**Exercise instructions**
The word "title" marks the lines to report; pull each of them from the listing.

**Information**
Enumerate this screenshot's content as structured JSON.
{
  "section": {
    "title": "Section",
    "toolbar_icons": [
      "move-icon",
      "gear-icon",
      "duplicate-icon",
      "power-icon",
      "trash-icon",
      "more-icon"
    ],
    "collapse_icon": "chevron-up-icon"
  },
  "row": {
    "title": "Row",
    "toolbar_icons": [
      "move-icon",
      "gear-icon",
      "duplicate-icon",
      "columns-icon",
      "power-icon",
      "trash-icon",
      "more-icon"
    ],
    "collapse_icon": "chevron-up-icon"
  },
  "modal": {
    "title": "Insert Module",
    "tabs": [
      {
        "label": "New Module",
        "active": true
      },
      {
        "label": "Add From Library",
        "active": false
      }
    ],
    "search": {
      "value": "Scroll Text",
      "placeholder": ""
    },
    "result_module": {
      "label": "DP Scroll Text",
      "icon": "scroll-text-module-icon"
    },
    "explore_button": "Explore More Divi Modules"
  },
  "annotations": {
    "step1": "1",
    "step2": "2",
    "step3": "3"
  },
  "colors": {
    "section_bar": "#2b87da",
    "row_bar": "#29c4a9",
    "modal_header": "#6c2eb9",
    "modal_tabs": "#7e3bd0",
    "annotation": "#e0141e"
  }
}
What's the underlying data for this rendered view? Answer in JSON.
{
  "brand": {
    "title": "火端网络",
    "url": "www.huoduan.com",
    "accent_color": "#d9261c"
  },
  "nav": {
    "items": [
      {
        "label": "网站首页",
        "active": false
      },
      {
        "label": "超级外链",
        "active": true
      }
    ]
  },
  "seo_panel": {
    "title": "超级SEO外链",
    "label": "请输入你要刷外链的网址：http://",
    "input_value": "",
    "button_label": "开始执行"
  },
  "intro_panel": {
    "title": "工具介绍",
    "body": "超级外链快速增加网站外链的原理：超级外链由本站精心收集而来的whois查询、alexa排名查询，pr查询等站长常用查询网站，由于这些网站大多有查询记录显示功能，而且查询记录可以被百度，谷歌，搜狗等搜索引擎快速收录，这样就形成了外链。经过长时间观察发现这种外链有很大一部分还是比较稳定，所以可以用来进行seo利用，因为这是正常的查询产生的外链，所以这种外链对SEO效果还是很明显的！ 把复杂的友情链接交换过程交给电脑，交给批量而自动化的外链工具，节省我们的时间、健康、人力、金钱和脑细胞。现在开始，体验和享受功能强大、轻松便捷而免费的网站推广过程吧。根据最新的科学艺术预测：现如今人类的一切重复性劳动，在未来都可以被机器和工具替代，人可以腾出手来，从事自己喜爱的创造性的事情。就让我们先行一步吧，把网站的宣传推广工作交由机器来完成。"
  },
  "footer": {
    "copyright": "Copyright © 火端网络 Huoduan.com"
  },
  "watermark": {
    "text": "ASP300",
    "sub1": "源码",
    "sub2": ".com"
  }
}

**Solved problem**
    "title": "Section",
    "title": "Row",
    "title": "Insert Module",
    "title": "火端网络",
    "title": "超级SEO外链",
    "title": "工具介绍",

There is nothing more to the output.